Tibbets has studied these letters and reasoned the drop-off is also related to the FDA office's focus on drafting guidance documents, taking resources away from finding companies that could be worthy of sending letters to.
"It does seem that their desire to issue more guidance for industry, especially in the last couple years, has really attributed to the downward trend," Tibbets said in an interview with BioPharma Dive.
Out of the four letters for 2018, none were formal warning letters.

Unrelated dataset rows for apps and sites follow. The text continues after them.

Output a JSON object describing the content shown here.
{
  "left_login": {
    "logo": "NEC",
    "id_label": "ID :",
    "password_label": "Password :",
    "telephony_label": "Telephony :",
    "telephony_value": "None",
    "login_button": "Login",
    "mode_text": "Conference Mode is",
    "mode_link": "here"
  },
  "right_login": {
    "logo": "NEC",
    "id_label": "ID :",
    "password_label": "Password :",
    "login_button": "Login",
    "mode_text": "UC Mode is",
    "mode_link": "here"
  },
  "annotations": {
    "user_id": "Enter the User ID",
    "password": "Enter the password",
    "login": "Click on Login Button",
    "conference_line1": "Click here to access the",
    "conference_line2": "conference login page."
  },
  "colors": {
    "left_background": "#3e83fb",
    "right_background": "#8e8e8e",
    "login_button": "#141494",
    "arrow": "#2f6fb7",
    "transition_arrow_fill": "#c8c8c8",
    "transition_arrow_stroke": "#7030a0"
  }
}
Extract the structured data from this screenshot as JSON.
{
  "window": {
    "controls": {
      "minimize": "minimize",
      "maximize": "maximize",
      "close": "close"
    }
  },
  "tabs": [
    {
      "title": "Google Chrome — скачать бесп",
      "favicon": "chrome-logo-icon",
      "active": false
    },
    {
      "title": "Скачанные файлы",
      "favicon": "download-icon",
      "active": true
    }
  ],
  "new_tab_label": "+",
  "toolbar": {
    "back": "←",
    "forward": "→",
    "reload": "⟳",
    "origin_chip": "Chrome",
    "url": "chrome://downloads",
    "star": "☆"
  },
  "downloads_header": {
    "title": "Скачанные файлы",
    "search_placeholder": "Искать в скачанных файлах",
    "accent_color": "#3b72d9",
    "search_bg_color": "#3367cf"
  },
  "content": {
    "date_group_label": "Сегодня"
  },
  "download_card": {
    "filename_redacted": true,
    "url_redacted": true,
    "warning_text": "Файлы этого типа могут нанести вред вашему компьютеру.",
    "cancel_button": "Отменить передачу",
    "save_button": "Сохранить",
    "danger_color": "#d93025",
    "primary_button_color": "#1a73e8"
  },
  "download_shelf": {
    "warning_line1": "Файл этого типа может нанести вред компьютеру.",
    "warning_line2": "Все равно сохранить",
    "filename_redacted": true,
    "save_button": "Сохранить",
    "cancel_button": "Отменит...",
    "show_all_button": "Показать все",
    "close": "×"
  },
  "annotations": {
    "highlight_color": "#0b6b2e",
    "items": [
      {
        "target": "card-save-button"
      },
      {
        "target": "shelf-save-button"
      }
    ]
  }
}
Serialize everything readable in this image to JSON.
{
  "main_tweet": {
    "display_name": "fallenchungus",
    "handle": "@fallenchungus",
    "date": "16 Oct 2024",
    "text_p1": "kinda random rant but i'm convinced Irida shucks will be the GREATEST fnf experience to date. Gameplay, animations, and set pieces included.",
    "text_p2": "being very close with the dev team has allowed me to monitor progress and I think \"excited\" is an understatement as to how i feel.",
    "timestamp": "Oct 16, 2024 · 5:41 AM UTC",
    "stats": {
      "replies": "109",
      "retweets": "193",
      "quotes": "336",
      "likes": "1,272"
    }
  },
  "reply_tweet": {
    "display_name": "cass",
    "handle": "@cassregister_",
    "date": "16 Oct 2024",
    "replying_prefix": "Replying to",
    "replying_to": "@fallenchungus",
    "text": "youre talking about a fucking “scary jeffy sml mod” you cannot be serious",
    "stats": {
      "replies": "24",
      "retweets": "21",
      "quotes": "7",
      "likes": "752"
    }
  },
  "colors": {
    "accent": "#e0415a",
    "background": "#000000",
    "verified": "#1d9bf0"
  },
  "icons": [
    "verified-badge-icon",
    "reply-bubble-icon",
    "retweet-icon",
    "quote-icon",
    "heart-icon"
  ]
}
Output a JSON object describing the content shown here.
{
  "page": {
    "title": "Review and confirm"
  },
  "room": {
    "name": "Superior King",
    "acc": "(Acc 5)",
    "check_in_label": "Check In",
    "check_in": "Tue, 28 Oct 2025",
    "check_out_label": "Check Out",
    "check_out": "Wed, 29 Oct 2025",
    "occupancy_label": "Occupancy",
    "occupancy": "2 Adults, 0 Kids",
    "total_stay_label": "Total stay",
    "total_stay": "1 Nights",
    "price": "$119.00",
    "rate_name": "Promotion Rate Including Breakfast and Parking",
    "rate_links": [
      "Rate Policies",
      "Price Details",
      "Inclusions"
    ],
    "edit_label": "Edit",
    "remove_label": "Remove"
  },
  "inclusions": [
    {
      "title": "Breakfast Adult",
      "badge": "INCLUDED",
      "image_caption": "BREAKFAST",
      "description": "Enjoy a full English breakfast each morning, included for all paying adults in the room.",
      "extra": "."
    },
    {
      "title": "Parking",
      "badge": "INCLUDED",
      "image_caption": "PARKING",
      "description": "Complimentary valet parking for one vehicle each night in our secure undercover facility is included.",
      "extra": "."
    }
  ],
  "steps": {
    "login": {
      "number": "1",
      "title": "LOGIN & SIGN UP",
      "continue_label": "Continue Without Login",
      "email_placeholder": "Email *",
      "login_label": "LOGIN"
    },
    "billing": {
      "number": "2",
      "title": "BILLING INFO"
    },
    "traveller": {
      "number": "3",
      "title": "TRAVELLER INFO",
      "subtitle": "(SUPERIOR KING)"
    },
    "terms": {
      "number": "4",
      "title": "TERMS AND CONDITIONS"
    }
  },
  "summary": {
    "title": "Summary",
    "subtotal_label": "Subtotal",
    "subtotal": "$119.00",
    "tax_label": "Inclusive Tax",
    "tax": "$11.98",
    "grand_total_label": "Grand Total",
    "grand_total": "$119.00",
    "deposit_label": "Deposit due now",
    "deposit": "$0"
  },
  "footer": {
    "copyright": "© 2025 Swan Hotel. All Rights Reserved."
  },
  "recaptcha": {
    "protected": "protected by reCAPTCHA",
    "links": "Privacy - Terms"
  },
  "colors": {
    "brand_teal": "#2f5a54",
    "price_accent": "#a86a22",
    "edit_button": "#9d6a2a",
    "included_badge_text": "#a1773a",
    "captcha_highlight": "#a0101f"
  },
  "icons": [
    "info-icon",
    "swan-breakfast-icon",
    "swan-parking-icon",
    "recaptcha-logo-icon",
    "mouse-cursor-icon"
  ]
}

Additionally, two of the four untitled letters seemed to directly result from FDA personnel attending medical society meetings in 2017, Tibbets noted, calling those meetings "low-hanging fruit" for the FDA to act upon.
That's a substantial drop-off from 2010, when the FDA sent 51 such letters, including 13 formal warning letters.
She said the lack of letters also gives the sense that "they aren't really combing through the materials they receive" in the required Form FDA 2253 submission, which is where pharmaceutical companies submit advertising and promotional labeling to the agency for review.
An FDA spokesperson pushed back on these claims, saying a "risk-based approach" is implemented to use agency resources.
"Therefore, one cannot get a complete picture of the FDA's program area by looking at a snapshot of time for warning letters," the agency spokesperson wrote in an email to BioPharma Dive. "To help increase voluntary compliance, the FDA continues to devote additional resources to its work on guidances and providing advice to companies for draft promotional materials, where appropriate."
However, the steady decline in letters could cause companies to rethink their marketing strategy, and perhaps re-evaluate what they can get away with, the Goodwin lawyer warned.
"I think [there] could be a risk that companies alter their risk appetite in the promotional space and recalibrate based on what would appear [to be] a really rare chance they may be on the receiving end of one of these letters," Tibbets said.
Looking ahead, the burning question for the pharmaceutical marketing industry will be if this downward trend is temporary or permanent.
Tibbets believes it's "hard to predict" when the number of enforcement letters could tick up, but said she does believe an increase will happen.
"I think at some point there is a shift that has to be coming once the agency completes more of its guidance-planned activities," she said. "It's just hard to know when that tipping point is going to be."